__Records__.
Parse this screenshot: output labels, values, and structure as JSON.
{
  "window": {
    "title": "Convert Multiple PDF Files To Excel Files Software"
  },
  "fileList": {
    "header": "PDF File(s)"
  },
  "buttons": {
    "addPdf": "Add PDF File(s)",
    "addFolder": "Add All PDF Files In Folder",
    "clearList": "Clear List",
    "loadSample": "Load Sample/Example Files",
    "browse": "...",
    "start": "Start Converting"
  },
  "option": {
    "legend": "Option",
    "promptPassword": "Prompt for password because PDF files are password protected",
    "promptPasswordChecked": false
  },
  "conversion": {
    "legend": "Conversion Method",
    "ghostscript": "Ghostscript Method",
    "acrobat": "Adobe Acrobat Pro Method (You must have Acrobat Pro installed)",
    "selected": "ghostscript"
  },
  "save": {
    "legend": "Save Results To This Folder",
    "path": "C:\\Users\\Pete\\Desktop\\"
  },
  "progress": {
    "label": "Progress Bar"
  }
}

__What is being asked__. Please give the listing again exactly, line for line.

__Output for this task__.
Parse this screenshot: output labels, values, and structure as JSON.
{
  "window": {
    "title": "Convert Multiple PDF Files To Excel Files Software"
  },
  "fileList": {
    "header": "PDF File(s)"
  },
  "buttons": {
    "addPdf": "Add PDF File(s)",
    "addFolder": "Add All PDF Files In Folder",
    "clearList": "Clear List",
    "loadSample": "Load Sample/Example Files",
    "browse": "...",
    "start": "Start Converting"
  },
  "option": {
    "legend": "Option",
    "promptPassword": "Prompt for password because PDF files are password protected",
    "promptPasswordChecked": false
  },
  "conversion": {
    "legend": "Conversion Method",
    "ghostscript": "Ghostscript Method",
    "acrobat": "Adobe Acrobat Pro Method (You must have Acrobat Pro installed)",
    "selected": "ghostscript"
  },
  "save": {
    "legend": "Save Results To This Folder",
    "path": "C:\\Users\\Pete\\Desktop\\"
  },
  "progress": {
    "label": "Progress Bar"
  }
}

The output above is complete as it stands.